- THE TASK:
Would you show every line from the records that holds "author"?

*** Opening THE RECORDS ***

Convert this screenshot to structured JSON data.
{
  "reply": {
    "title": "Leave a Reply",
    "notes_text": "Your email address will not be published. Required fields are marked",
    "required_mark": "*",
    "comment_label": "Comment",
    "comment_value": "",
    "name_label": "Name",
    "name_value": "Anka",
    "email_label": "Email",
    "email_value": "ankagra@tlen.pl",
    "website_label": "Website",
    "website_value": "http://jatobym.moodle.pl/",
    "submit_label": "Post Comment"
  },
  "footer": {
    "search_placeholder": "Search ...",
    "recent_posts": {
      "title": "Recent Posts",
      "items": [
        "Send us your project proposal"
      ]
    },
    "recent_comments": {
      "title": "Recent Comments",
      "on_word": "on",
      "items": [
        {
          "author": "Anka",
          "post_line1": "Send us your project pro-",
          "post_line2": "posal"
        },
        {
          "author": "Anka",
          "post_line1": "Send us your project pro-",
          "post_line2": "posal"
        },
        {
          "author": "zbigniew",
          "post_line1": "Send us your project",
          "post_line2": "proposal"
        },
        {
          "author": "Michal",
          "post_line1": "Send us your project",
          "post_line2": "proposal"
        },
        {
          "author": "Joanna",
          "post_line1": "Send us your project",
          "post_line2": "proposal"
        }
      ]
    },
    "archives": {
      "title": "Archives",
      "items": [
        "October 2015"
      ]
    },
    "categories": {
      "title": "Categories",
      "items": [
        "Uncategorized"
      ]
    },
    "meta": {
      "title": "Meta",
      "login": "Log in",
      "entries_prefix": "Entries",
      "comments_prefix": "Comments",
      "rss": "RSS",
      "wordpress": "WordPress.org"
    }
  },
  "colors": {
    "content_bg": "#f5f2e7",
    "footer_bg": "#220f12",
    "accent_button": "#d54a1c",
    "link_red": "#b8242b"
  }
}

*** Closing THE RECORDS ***

- OUTPUT:
          "author": "Anka",
          "author": "Anka",
          "author": "zbigniew",
          "author": "Michal",
          "author": "Joanna",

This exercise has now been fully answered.